Wisconsin Moves Ahead With Election, Awaits Supreme Court
MADISON, Wis. (AP) — Wisconsin moved forward Monday with plans to hold in-person voting for its presidential primary on Tuesday amid the coronavirus pandemic with help from National Guard members staffing the polls, even as the U.S. Supreme Court weighs whether to intervene.
Democratic Gov. Tony Evers, who had originally pushed for the election to proceed as planned, on Friday changed course and asked the Republican-controlled Legislature to extend absentee voting until May 19 and have it all be done by mail. Republicans ignored the request.
The Wisconsin election is being viewed as a national test case in a broader fight over voter access in the age of coronavirus with major implications for the presidential primary contests ahead — and possibly, the November general election.
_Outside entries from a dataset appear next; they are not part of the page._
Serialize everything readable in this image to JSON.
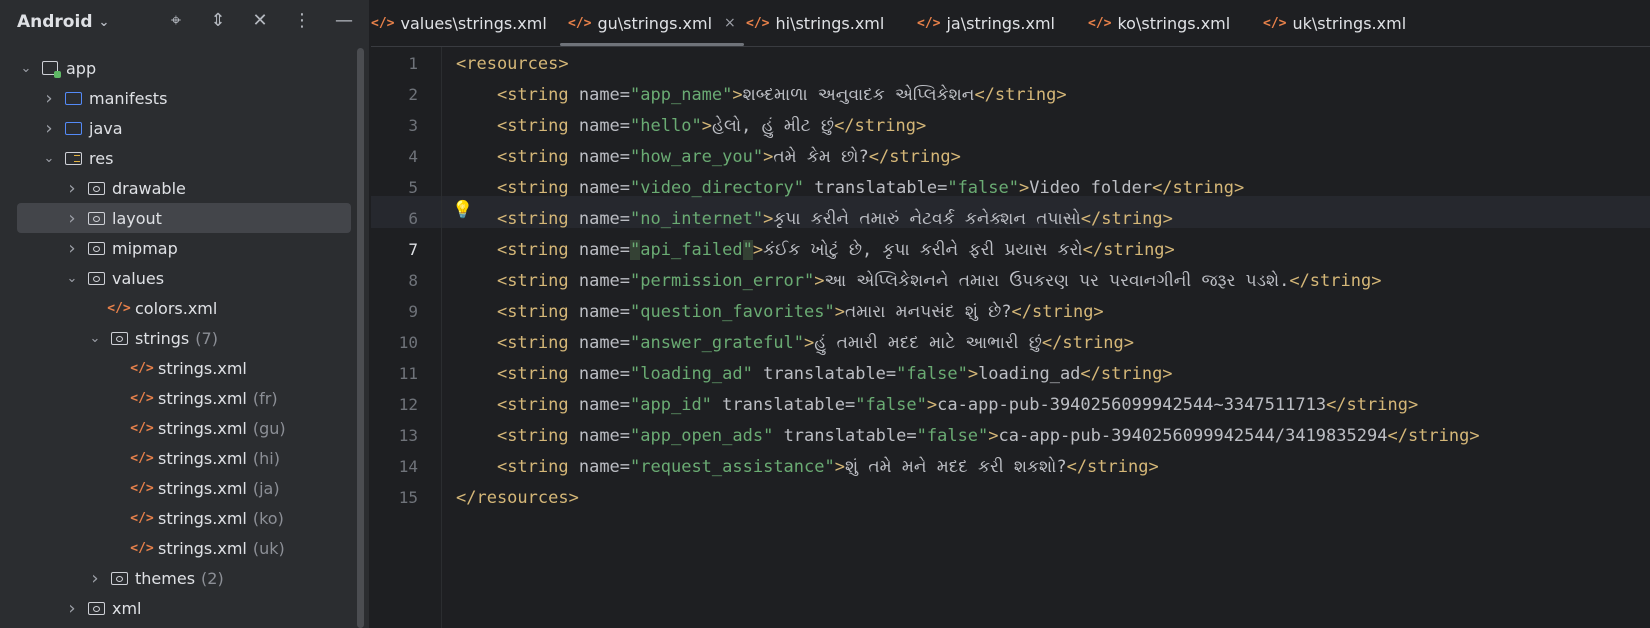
{
  "project_panel": {
    "title": "Android",
    "tools": [
      "target-icon",
      "expand-icon",
      "collapse-icon",
      "more-icon",
      "minimize-icon"
    ],
    "tree": [
      {
        "label": "app",
        "hint": "",
        "indent": 0,
        "arrow": "down",
        "icon": "module-icon"
      },
      {
        "label": "manifests",
        "hint": "",
        "indent": 1,
        "arrow": "right",
        "icon": "folder-icon"
      },
      {
        "label": "java",
        "hint": "",
        "indent": 1,
        "arrow": "right",
        "icon": "folder-icon"
      },
      {
        "label": "res",
        "hint": "",
        "indent": 1,
        "arrow": "down",
        "icon": "res-folder-icon"
      },
      {
        "label": "drawable",
        "hint": "",
        "indent": 2,
        "arrow": "right",
        "icon": "res-subfolder-icon"
      },
      {
        "label": "layout",
        "hint": "",
        "indent": 2,
        "arrow": "right",
        "icon": "res-subfolder-icon",
        "selected": true
      },
      {
        "label": "mipmap",
        "hint": "",
        "indent": 2,
        "arrow": "right",
        "icon": "res-subfolder-icon"
      },
      {
        "label": "values",
        "hint": "",
        "indent": 2,
        "arrow": "down",
        "icon": "res-subfolder-icon"
      },
      {
        "label": "colors.xml",
        "hint": "",
        "indent": 3,
        "arrow": "",
        "icon": "xml-file-icon"
      },
      {
        "label": "strings",
        "hint": "(7)",
        "indent": 3,
        "arrow": "down",
        "icon": "res-subfolder-icon"
      },
      {
        "label": "strings.xml",
        "hint": "",
        "indent": 4,
        "arrow": "",
        "icon": "xml-file-icon"
      },
      {
        "label": "strings.xml",
        "hint": "(fr)",
        "indent": 4,
        "arrow": "",
        "icon": "xml-file-icon"
      },
      {
        "label": "strings.xml",
        "hint": "(gu)",
        "indent": 4,
        "arrow": "",
        "icon": "xml-file-icon"
      },
      {
        "label": "strings.xml",
        "hint": "(hi)",
        "indent": 4,
        "arrow": "",
        "icon": "xml-file-icon"
      },
      {
        "label": "strings.xml",
        "hint": "(ja)",
        "indent": 4,
        "arrow": "",
        "icon": "xml-file-icon"
      },
      {
        "label": "strings.xml",
        "hint": "(ko)",
        "indent": 4,
        "arrow": "",
        "icon": "xml-file-icon"
      },
      {
        "label": "strings.xml",
        "hint": "(uk)",
        "indent": 4,
        "arrow": "",
        "icon": "xml-file-icon"
      },
      {
        "label": "themes",
        "hint": "(2)",
        "indent": 3,
        "arrow": "right",
        "icon": "res-subfolder-icon"
      },
      {
        "label": "xml",
        "hint": "",
        "indent": 2,
        "arrow": "right",
        "icon": "res-subfolder-icon"
      }
    ]
  },
  "tabs": [
    {
      "label": "values\\strings.xml",
      "active": false
    },
    {
      "label": "gu\\strings.xml",
      "active": true,
      "close": "×"
    },
    {
      "label": "hi\\strings.xml",
      "active": false
    },
    {
      "label": "ja\\strings.xml",
      "active": false
    },
    {
      "label": "ko\\strings.xml",
      "active": false
    },
    {
      "label": "uk\\strings.xml",
      "active": false
    }
  ],
  "editor": {
    "current_line": 7,
    "lines": [
      [
        [
          "tag",
          "<resources>"
        ]
      ],
      [
        [
          "ws",
          "    "
        ],
        [
          "tag",
          "<string "
        ],
        [
          "attr",
          "name="
        ],
        [
          "val",
          "\"app_name\""
        ],
        [
          "tag",
          ">"
        ],
        [
          "txt",
          "શબ્દમાળા અનુવાદક એપ્લિકેશન"
        ],
        [
          "tag",
          "</string>"
        ]
      ],
      [
        [
          "ws",
          "    "
        ],
        [
          "tag",
          "<string "
        ],
        [
          "attr",
          "name="
        ],
        [
          "val",
          "\"hello\""
        ],
        [
          "tag",
          ">"
        ],
        [
          "txt",
          "હેલો, હું મીટ છું"
        ],
        [
          "tag",
          "</string>"
        ]
      ],
      [
        [
          "ws",
          "    "
        ],
        [
          "tag",
          "<string "
        ],
        [
          "attr",
          "name="
        ],
        [
          "val",
          "\"how_are_you\""
        ],
        [
          "tag",
          ">"
        ],
        [
          "txt",
          "તમે કેમ છો?"
        ],
        [
          "tag",
          "</string>"
        ]
      ],
      [
        [
          "ws",
          "    "
        ],
        [
          "tag",
          "<string "
        ],
        [
          "attr",
          "name="
        ],
        [
          "val",
          "\"video_directory\""
        ],
        [
          "attr",
          " translatable="
        ],
        [
          "val",
          "\"false\""
        ],
        [
          "tag",
          ">"
        ],
        [
          "txt",
          "Video folder"
        ],
        [
          "tag",
          "</string>"
        ]
      ],
      [
        [
          "ws",
          "    "
        ],
        [
          "tag",
          "<string "
        ],
        [
          "attr",
          "name="
        ],
        [
          "val",
          "\"no_internet\""
        ],
        [
          "tag",
          ">"
        ],
        [
          "txt",
          "કૃપા કરીને તમારું નેટવર્ક કનેક્શન તપાસો"
        ],
        [
          "tag",
          "</string>"
        ]
      ],
      [
        [
          "ws",
          "    "
        ],
        [
          "tag",
          "<string "
        ],
        [
          "attr",
          "name="
        ],
        [
          "valhl",
          "\""
        ],
        [
          "val",
          "api_failed"
        ],
        [
          "valhl",
          "\""
        ],
        [
          "tag",
          ">"
        ],
        [
          "txt",
          "કંઈક ખોટું છે, કૃપા કરીને ફરી પ્રયાસ કરો"
        ],
        [
          "tag",
          "</string>"
        ]
      ],
      [
        [
          "ws",
          "    "
        ],
        [
          "tag",
          "<string "
        ],
        [
          "attr",
          "name="
        ],
        [
          "val",
          "\"permission_error\""
        ],
        [
          "tag",
          ">"
        ],
        [
          "txt",
          "આ એપ્લિકેશનને તમારા ઉપકરણ પર પરવાનગીની જરૂર પડશે."
        ],
        [
          "tag",
          "</string>"
        ]
      ],
      [
        [
          "ws",
          "    "
        ],
        [
          "tag",
          "<string "
        ],
        [
          "attr",
          "name="
        ],
        [
          "val",
          "\"question_favorites\""
        ],
        [
          "tag",
          ">"
        ],
        [
          "txt",
          "તમારા મનપસંદ શું છે?"
        ],
        [
          "tag",
          "</string>"
        ]
      ],
      [
        [
          "ws",
          "    "
        ],
        [
          "tag",
          "<string "
        ],
        [
          "attr",
          "name="
        ],
        [
          "val",
          "\"answer_grateful\""
        ],
        [
          "tag",
          ">"
        ],
        [
          "txt",
          "હું તમારી મદદ માટે આભારી છું"
        ],
        [
          "tag",
          "</string>"
        ]
      ],
      [
        [
          "ws",
          "    "
        ],
        [
          "tag",
          "<string "
        ],
        [
          "attr",
          "name="
        ],
        [
          "val",
          "\"loading_ad\""
        ],
        [
          "attr",
          " translatable="
        ],
        [
          "val",
          "\"false\""
        ],
        [
          "tag",
          ">"
        ],
        [
          "txt",
          "loading_ad"
        ],
        [
          "tag",
          "</string>"
        ]
      ],
      [
        [
          "ws",
          "    "
        ],
        [
          "tag",
          "<string "
        ],
        [
          "attr",
          "name="
        ],
        [
          "val",
          "\"app_id\""
        ],
        [
          "attr",
          " translatable="
        ],
        [
          "val",
          "\"false\""
        ],
        [
          "tag",
          ">"
        ],
        [
          "txt",
          "ca-app-pub-3940256099942544~3347511713"
        ],
        [
          "tag",
          "</string>"
        ]
      ],
      [
        [
          "ws",
          "    "
        ],
        [
          "tag",
          "<string "
        ],
        [
          "attr",
          "name="
        ],
        [
          "val",
          "\"app_open_ads\""
        ],
        [
          "attr",
          " translatable="
        ],
        [
          "val",
          "\"false\""
        ],
        [
          "tag",
          ">"
        ],
        [
          "txt",
          "ca-app-pub-3940256099942544/3419835294"
        ],
        [
          "tag",
          "</string>"
        ]
      ],
      [
        [
          "ws",
          "    "
        ],
        [
          "tag",
          "<string "
        ],
        [
          "attr",
          "name="
        ],
        [
          "val",
          "\"request_assistance\""
        ],
        [
          "tag",
          ">"
        ],
        [
          "txt",
          "શું તમે મને મદદ કરી શકશો?"
        ],
        [
          "tag",
          "</string>"
        ]
      ],
      [
        [
          "tag",
          "</resources>"
        ]
      ]
    ]
  }
}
While several states had scheduled primaries in recent weeks, Wisconsin is alone in moving ahead with in-person voting in the midst of the pandemic.
Republicans have appealed to the U.S. Supreme Court, asking that it not allow absentee ballots to be counted beyond Tuesday. The court was considering whether to take action.
Mayors across the state, including Democrats in Wisconsin’s two largest cities of Milwaukee and Madison, have urged Evers not to hold the election out of public safety concerns. Evers has said he doesn’t have the legal authority to do that and has instead called on the Legislature to make it a mail-in election as was done in Ohio.
As of Monday morning, a record-high 1.2 million absentee ballots had been requested and more than 724,000 had been returned. Democrats fear that if the Supreme Court reverses the judge’s ruling, and cuts short the amount of time those ballots can be returned and still counted, thousands of voters will be disenfranchised and not have their votes counted.